Green space and recreational facilities.
• City Hall already provides the Santa Monica-Malibu Unified School District with millions in exchange for access to campuses, mainly athletic fields. Do you believe this deal is good for the city, or should it be revisited and modified? If so, in what ways?
Schools are the absolute cornerstone of our society. Every great city has great schools and in Santa Monica the connections and networks formed in the public schools provide the foundation of community activity and life. It was a good deal for everyone and provides certainty for schools and city.
• If you could ride the Ferris wheel on the Santa Monica Pier with three people in history, who would they be and what would you want to talk about?
Picasso, Washington, Julius Caesar.
• Where do you stand on the Santa Monica Airport?
The airport is a relic of the past. It makes no sense on health, safety, environment and economic grounds. It must be closed. The strategy will be three stage. Immediately remove subsidization, give notice on ground leases of termination when the leases expire, cap movements, charge everyone commercial rates for landing and rent; all of which will begin to transform the current “anything goes” airport environment. In 2015, under the agreement, reclaim the western end of the current airport and thus shorten the runway (closing out jets) and from 2015 focus on closing the whole airport. This would be followed by a visioning process for the 200-plus acres.
• Community benefits as part of development agreements: what is your definition of a benefit? When should the City Council demand benefits and to what degree? And should some be part of a checklist that developers can choose from, or should the council always have complete control in negotiations with developers?
Santa Monica is immensely valuable. Therefore the city must have a list of priorities and benefits that are agreed on ahead of time and form a strong compensation to the city and its residents for the value of the development agreements and development in general. Community benefits must always be present in Tier 3 and Tier 2 developments. Our objective is to ensure that the development produces a wave of public investment that matches the private investment.
• What is your definition of overdevelopment and what is your plan to prevent it?
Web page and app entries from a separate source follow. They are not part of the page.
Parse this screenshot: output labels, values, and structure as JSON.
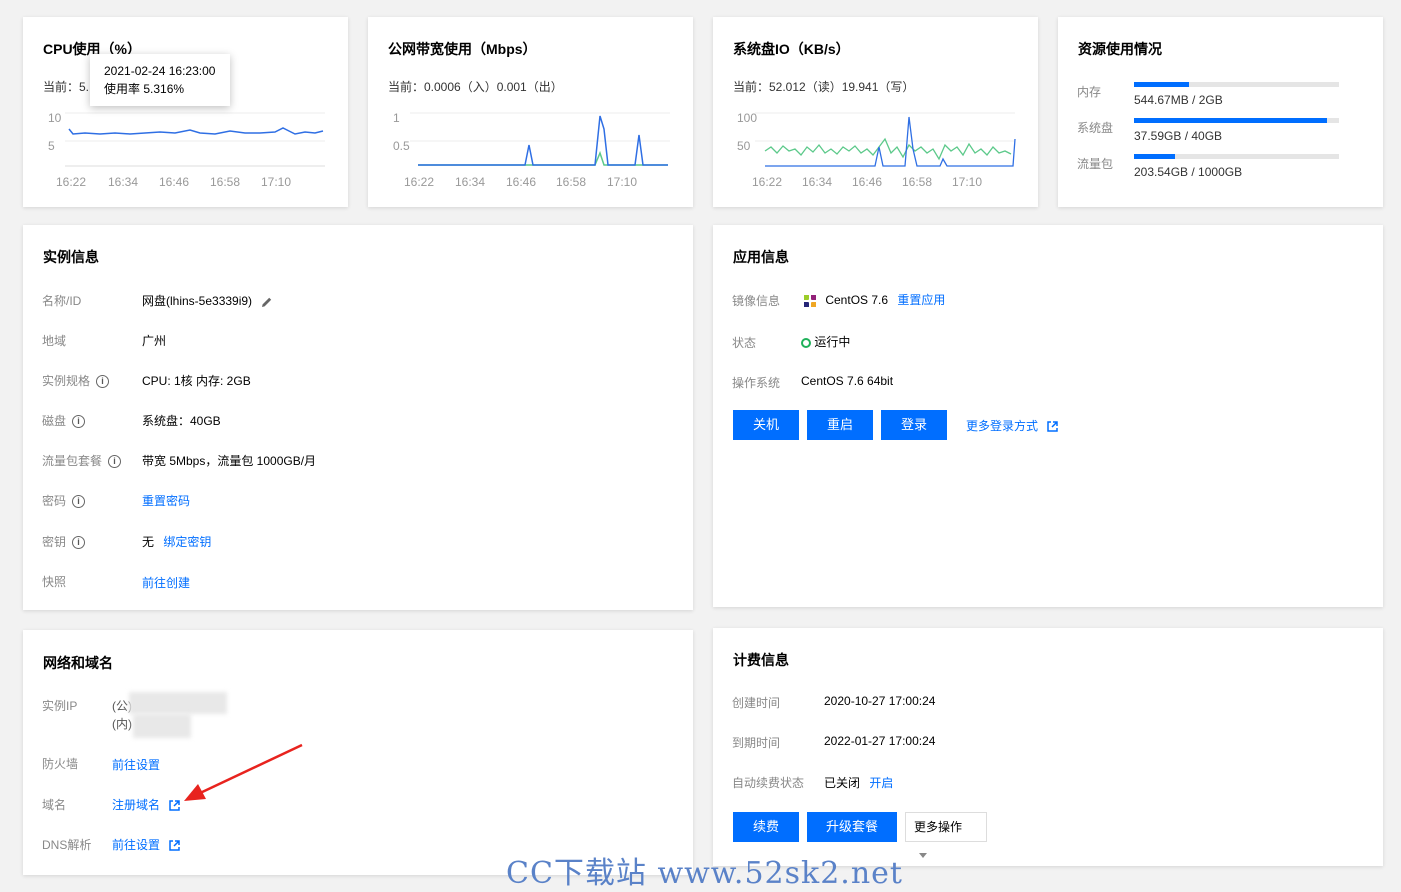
{
  "cpu": {
    "title": "CPU使用（%）",
    "current_label": "当前：5.",
    "yticks": [
      "10",
      "5"
    ],
    "xticks": [
      "16:22",
      "16:34",
      "16:46",
      "16:58",
      "17:10"
    ],
    "tooltip_time": "2021-02-24 16:23:00",
    "tooltip_value": "使用率 5.316%"
  },
  "bandwidth": {
    "title": "公网带宽使用（Mbps）",
    "current": "当前：0.0006（入）0.001（出）",
    "yticks": [
      "1",
      "0.5"
    ],
    "xticks": [
      "16:22",
      "16:34",
      "16:46",
      "16:58",
      "17:10"
    ]
  },
  "disk_io": {
    "title": "系统盘IO（KB/s）",
    "current": "当前：52.012（读）19.941（写）",
    "yticks": [
      "100",
      "50"
    ],
    "xticks": [
      "16:22",
      "16:34",
      "16:46",
      "16:58",
      "17:10"
    ]
  },
  "resources": {
    "title": "资源使用情况",
    "items": [
      {
        "label": "内存",
        "value": "544.67MB / 2GB",
        "fraction": 0.27
      },
      {
        "label": "系统盘",
        "value": "37.59GB / 40GB",
        "fraction": 0.94
      },
      {
        "label": "流量包",
        "value": "203.54GB / 1000GB",
        "fraction": 0.2
      }
    ]
  },
  "instance": {
    "title": "实例信息",
    "rows": {
      "name_label": "名称/ID",
      "name_value": "网盘(lhins-5e3339i9)",
      "region_label": "地域",
      "region_value": "广州",
      "spec_label": "实例规格",
      "spec_value": "CPU: 1核 内存: 2GB",
      "disk_label": "磁盘",
      "disk_value": "系统盘：40GB",
      "traffic_label": "流量包套餐",
      "traffic_value": "带宽 5Mbps，流量包 1000GB/月",
      "password_label": "密码",
      "password_link": "重置密码",
      "key_label": "密钥",
      "key_value": "无",
      "key_link": "绑定密钥",
      "snapshot_label": "快照",
      "snapshot_link": "前往创建"
    }
  },
  "app": {
    "title": "应用信息",
    "image_label": "镜像信息",
    "image_value": "CentOS 7.6",
    "image_link": "重置应用",
    "status_label": "状态",
    "status_value": "运行中",
    "os_label": "操作系统",
    "os_value": "CentOS 7.6 64bit",
    "btn_shutdown": "关机",
    "btn_restart": "重启",
    "btn_login": "登录",
    "more_login": "更多登录方式"
  },
  "network": {
    "title": "网络和域名",
    "ip_label": "实例IP",
    "ip_public": "(公)",
    "ip_private": "(内)",
    "firewall_label": "防火墙",
    "firewall_link": "前往设置",
    "domain_label": "域名",
    "domain_link": "注册域名",
    "dns_label": "DNS解析",
    "dns_link": "前往设置"
  },
  "billing": {
    "title": "计费信息",
    "created_label": "创建时间",
    "created_value": "2020-10-27 17:00:24",
    "expire_label": "到期时间",
    "expire_value": "2022-01-27 17:00:24",
    "renew_label": "自动续费状态",
    "renew_value": "已关闭",
    "renew_link": "开启",
    "btn_renew": "续费",
    "btn_upgrade": "升级套餐",
    "btn_more": "更多操作"
  },
  "watermark": "CC下载站  www.52sk2.net",
  "colors": {
    "accent": "#006eff",
    "line_blue": "#2f6fe4",
    "line_green": "#5cc98a",
    "status_green": "#20b15a",
    "arrow": "#e8231e"
  }
}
Huge buildings that overwhelm city streets, out of balance developments that force too much building on too little a site, canyon-ize of city streets, high-rise in the wrong place, buildings with hundreds of apartments that are 15 feet from the freeway, buildings with hundreds of tiny apartments. Tighten and toughen our zoning code, reject inappropriate development agreements, say no often, lay out clear standards and make the scale and balance of our city an overriding concern.
• The sputtering economy and the rise in pension contribution costs have forced some cities to file for bankruptcy. Santa Monica is doing better than most, but if nothing is done to trim costs, deficits will become reality. What’s your plan for controlling public employee pension costs?
We need to restrain the number in City Hall, make changes to the way we do business and constrain the cost of running the city by rearranging staffing, becoming more flexible in customer service, use technology to solve residents’ needs. It’s clearly bureaucracy, not service, you want to cut. It’s the staff numbers that create the overall issue.
• How do you get across town during rush hour? Any tips or shortcuts?
I ride my bike. Everyone should.
• What should City Hall’s role be when it comes to the creation of affordable housing?
City Hall needs to be leading. The state removing redevelopment agencies means less housing. Our new strategy will be based around city budget dollars, forming a foundation and partnership for major pension plan investment and thus a sizable opportunity for new housing. The same approach will be used for workforce accommodation.